[[ Records for the task, beginning ]]

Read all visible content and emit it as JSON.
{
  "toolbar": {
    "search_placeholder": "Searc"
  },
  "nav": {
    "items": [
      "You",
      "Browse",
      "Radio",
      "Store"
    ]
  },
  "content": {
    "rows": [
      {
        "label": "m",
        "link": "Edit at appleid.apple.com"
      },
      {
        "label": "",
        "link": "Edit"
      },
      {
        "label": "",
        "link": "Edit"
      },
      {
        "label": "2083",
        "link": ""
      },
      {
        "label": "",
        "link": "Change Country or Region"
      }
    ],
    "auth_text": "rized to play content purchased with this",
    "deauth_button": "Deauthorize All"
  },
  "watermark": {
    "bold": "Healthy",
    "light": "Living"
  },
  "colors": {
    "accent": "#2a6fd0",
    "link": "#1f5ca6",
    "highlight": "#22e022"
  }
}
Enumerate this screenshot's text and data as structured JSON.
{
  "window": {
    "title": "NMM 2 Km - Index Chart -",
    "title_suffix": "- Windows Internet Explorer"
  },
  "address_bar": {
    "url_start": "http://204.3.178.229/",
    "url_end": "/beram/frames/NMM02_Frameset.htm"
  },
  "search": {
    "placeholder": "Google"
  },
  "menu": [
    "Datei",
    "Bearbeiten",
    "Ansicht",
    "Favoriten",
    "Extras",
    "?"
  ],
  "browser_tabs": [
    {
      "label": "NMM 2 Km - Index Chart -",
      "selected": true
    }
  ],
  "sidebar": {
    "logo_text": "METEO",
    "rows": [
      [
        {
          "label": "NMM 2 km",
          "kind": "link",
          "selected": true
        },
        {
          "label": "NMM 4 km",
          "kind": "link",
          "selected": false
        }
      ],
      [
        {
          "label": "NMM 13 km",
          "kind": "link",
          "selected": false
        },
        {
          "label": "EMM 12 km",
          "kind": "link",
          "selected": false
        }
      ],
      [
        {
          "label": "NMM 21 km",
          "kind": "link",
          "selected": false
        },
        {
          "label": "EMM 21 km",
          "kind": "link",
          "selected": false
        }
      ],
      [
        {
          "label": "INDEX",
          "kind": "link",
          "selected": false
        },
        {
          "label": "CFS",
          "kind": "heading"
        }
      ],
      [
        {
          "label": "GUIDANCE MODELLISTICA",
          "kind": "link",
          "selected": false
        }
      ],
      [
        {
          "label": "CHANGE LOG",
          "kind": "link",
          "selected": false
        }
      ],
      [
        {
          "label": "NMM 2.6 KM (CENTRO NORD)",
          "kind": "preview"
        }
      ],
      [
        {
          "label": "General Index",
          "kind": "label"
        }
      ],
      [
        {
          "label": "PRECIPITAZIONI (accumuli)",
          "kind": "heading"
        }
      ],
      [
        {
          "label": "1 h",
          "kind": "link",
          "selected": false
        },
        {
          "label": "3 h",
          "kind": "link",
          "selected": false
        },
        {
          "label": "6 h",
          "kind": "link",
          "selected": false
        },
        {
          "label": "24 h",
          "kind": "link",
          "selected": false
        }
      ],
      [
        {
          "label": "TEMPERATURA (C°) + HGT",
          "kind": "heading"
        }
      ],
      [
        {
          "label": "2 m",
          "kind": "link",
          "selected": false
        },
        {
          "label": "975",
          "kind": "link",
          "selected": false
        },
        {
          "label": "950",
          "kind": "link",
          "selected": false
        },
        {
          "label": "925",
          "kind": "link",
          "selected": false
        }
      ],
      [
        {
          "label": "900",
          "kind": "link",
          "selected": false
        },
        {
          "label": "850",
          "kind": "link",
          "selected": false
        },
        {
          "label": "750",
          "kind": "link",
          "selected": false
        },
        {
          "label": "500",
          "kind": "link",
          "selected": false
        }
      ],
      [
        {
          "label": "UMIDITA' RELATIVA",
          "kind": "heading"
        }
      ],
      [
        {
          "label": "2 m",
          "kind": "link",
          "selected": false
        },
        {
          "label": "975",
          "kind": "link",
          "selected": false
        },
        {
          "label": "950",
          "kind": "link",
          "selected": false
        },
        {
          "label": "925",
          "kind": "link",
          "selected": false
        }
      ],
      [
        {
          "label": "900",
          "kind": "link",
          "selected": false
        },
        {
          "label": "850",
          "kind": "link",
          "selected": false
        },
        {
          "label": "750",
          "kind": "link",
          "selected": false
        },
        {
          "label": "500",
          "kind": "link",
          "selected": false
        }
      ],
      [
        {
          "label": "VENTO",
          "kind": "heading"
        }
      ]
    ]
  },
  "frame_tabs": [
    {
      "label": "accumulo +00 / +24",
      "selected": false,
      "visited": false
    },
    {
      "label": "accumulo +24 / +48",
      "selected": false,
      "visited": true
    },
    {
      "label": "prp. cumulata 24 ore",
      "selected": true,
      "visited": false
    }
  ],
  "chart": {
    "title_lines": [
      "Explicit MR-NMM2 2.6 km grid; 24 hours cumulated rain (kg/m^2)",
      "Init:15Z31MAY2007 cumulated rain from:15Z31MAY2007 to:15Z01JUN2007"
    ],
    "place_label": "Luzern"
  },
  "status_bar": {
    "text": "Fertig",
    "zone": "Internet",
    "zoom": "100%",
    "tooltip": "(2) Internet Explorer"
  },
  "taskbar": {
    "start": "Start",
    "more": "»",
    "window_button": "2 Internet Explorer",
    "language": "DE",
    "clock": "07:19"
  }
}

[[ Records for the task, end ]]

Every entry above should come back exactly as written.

→ **Result**:
Read all visible content and emit it as JSON.
{
  "toolbar": {
    "search_placeholder": "Searc"
  },
  "nav": {
    "items": [
      "You",
      "Browse",
      "Radio",
      "Store"
    ]
  },
  "content": {
    "rows": [
      {
        "label": "m",
        "link": "Edit at appleid.apple.com"
      },
      {
        "label": "",
        "link": "Edit"
      },
      {
        "label": "",
        "link": "Edit"
      },
      {
        "label": "2083",
        "link": ""
      },
      {
        "label": "",
        "link": "Change Country or Region"
      }
    ],
    "auth_text": "rized to play content purchased with this",
    "deauth_button": "Deauthorize All"
  },
  "watermark": {
    "bold": "Healthy",
    "light": "Living"
  },
  "colors": {
    "accent": "#2a6fd0",
    "link": "#1f5ca6",
    "highlight": "#22e022"
  }
}
Enumerate this screenshot's text and data as structured JSON.
{
  "window": {
    "title": "NMM 2 Km - Index Chart -",
    "title_suffix": "- Windows Internet Explorer"
  },
  "address_bar": {
    "url_start": "http://204.3.178.229/",
    "url_end": "/beram/frames/NMM02_Frameset.htm"
  },
  "search": {
    "placeholder": "Google"
  },
  "menu": [
    "Datei",
    "Bearbeiten",
    "Ansicht",
    "Favoriten",
    "Extras",
    "?"
  ],
  "browser_tabs": [
    {
      "label": "NMM 2 Km - Index Chart -",
      "selected": true
    }
  ],
  "sidebar": {
    "logo_text": "METEO",
    "rows": [
      [
        {
          "label": "NMM 2 km",
          "kind": "link",
          "selected": true
        },
        {
          "label": "NMM 4 km",
          "kind": "link",
          "selected": false
        }
      ],
      [
        {
          "label": "NMM 13 km",
          "kind": "link",
          "selected": false
        },
        {
          "label": "EMM 12 km",
          "kind": "link",
          "selected": false
        }
      ],
      [
        {
          "label": "NMM 21 km",
          "kind": "link",
          "selected": false
        },
        {
          "label": "EMM 21 km",
          "kind": "link",
          "selected": false
        }
      ],
      [
        {
          "label": "INDEX",
          "kind": "link",
          "selected": false
        },
        {
          "label": "CFS",
          "kind": "heading"
        }
      ],
      [
        {
          "label": "GUIDANCE MODELLISTICA",
          "kind": "link",
          "selected": false
        }
      ],
      [
        {
          "label": "CHANGE LOG",
          "kind": "link",
          "selected": false
        }
      ],
      [
        {
          "label": "NMM 2.6 KM (CENTRO NORD)",
          "kind": "preview"
        }
      ],
      [
        {
          "label": "General Index",
          "kind": "label"
        }
      ],
      [
        {
          "label": "PRECIPITAZIONI (accumuli)",
          "kind": "heading"
        }
      ],
      [
        {
          "label": "1 h",
          "kind": "link",
          "selected": false
        },
        {
          "label": "3 h",
          "kind": "link",
          "selected": false
        },
        {
          "label": "6 h",
          "kind": "link",
          "selected": false
        },
        {
          "label": "24 h",
          "kind": "link",
          "selected": false
        }
      ],
      [
        {
          "label": "TEMPERATURA (C°) + HGT",
          "kind": "heading"
        }
      ],
      [
        {
          "label": "2 m",
          "kind": "link",
          "selected": false
        },
        {
          "label": "975",
          "kind": "link",
          "selected": false
        },
        {
          "label": "950",
          "kind": "link",
          "selected": false
        },
        {
          "label": "925",
          "kind": "link",
          "selected": false
        }
      ],
      [
        {
          "label": "900",
          "kind": "link",
          "selected": false
        },
        {
          "label": "850",
          "kind": "link",
          "selected": false
        },
        {
          "label": "750",
          "kind": "link",
          "selected": false
        },
        {
          "label": "500",
          "kind": "link",
          "selected": false
        }
      ],
      [
        {
          "label": "UMIDITA' RELATIVA",
          "kind": "heading"
        }
      ],
      [
        {
          "label": "2 m",
          "kind": "link",
          "selected": false
        },
        {
          "label": "975",
          "kind": "link",
          "selected": false
        },
        {
          "label": "950",
          "kind": "link",
          "selected": false
        },
        {
          "label": "925",
          "kind": "link",
          "selected": false
        }
      ],
      [
        {
          "label": "900",
          "kind": "link",
          "selected": false
        },
        {
          "label": "850",
          "kind": "link",
          "selected": false
        },
        {
          "label": "750",
          "kind": "link",
          "selected": false
        },
        {
          "label": "500",
          "kind": "link",
          "selected": false
        }
      ],
      [
        {
          "label": "VENTO",
          "kind": "heading"
        }
      ]
    ]
  },
  "frame_tabs": [
    {
      "label": "accumulo +00 / +24",
      "selected": false,
      "visited": false
    },
    {
      "label": "accumulo +24 / +48",
      "selected": false,
      "visited": true
    },
    {
      "label": "prp. cumulata 24 ore",
      "selected": true,
      "visited": false
    }
  ],
  "chart": {
    "title_lines": [
      "Explicit MR-NMM2 2.6 km grid; 24 hours cumulated rain (kg/m^2)",
      "Init:15Z31MAY2007 cumulated rain from:15Z31MAY2007 to:15Z01JUN2007"
    ],
    "place_label": "Luzern"
  },
  "status_bar": {
    "text": "Fertig",
    "zone": "Internet",
    "zoom": "100%",
    "tooltip": "(2) Internet Explorer"
  },
  "taskbar": {
    "start": "Start",
    "more": "»",
    "window_button": "2 Internet Explorer",
    "language": "DE",
    "clock": "07:19"
  }
}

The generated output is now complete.